According to the East Bay Times, the fire was set Tuesday by squatters and heavily damaged the basement and first floor. It took nearly an hour for firefighters to get the blaze under control, with one firefighter breaking an ankle at the scene.
Constructed between 1916 and 1918 with a $140,000 grant from industrialist Andrew Carnegie, the building was previously one of Oakland’s first branch libraries. The others — the Golden Gate Branch, Melrose Branch and Temescal Branch — still remain in operation.
Located at 1449 Miller Avenue, the building hasn’t been a library since the 1970s. It has operated as a school and a community center since then, but has been closed altogether since the 1990s and required extensive repairs even before the fire.
Seeking to reclaim the space for community purposes, a group of activists entered the building in 2012 to set up a community library, dubbed the Biblioteca Popular Victor Martinez after the Mexican-American author. Police kicked them out within days, so they created a small library and community garden outside, growing greens, fava beans, peaches, nectarines, and avocados.
The project has continued in some form since then with gardeners periodically tending plants and neighbors who harvest some of the bounty. They’ve been allowed to continue using the outside space mostly unimpeded, though squatters unrelated to the library and garden project have periodically lived in the building.
Since the fire, however, the city installed new fencing and locked the gate, shutting the neighbors out.
“By closing this gate, they’ve stopped the only good thing happening here,” said Omar Silva, an organizer who has been involved in the project since the original 2012 occupation. He said fencing will keep many of the neighborhood residents out, but isn’t as likely to keep squatters from returning.
For now, the garden’s rain collection buckets are full, but the library’s shelves, inside a small green shack with a red roof, have been left bare.

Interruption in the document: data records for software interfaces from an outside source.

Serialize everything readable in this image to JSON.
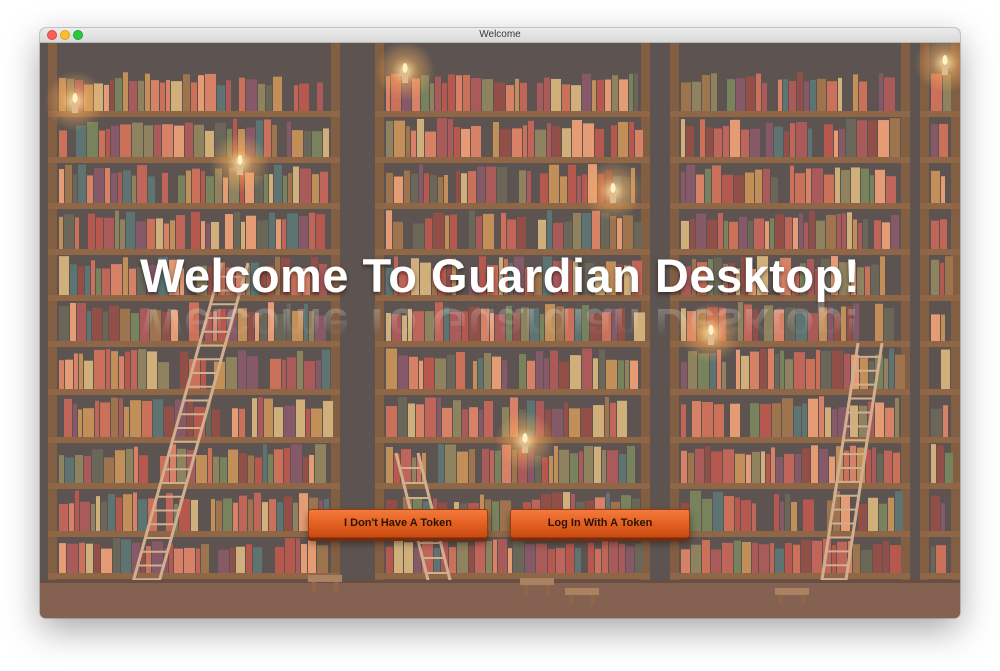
{
  "window": {
    "title": "Welcome"
  },
  "welcome": {
    "headline": "Welcome To Guardian Desktop!"
  },
  "actions": {
    "no_token_label": "I Don't Have A Token",
    "login_label": "Log In With A Token"
  },
  "colors": {
    "button": "#e25e1e",
    "shelf_wood": "#7a4a24",
    "floor": "#6e4332"
  }
}
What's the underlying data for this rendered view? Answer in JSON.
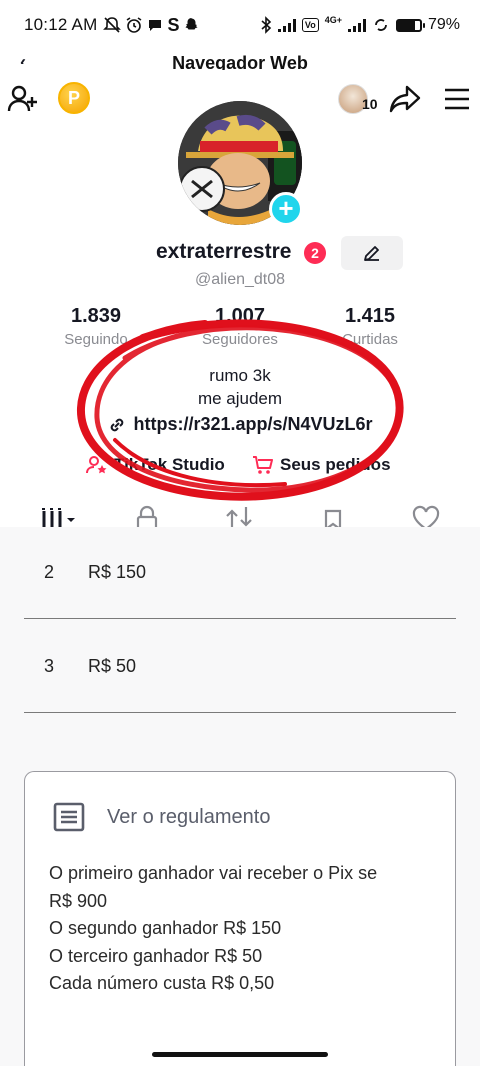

Messages from local students dating back to the garden’s first days are painted around the perimeter of the garden.
“It’s a cool place,” Silva said. I hope it outlives this.”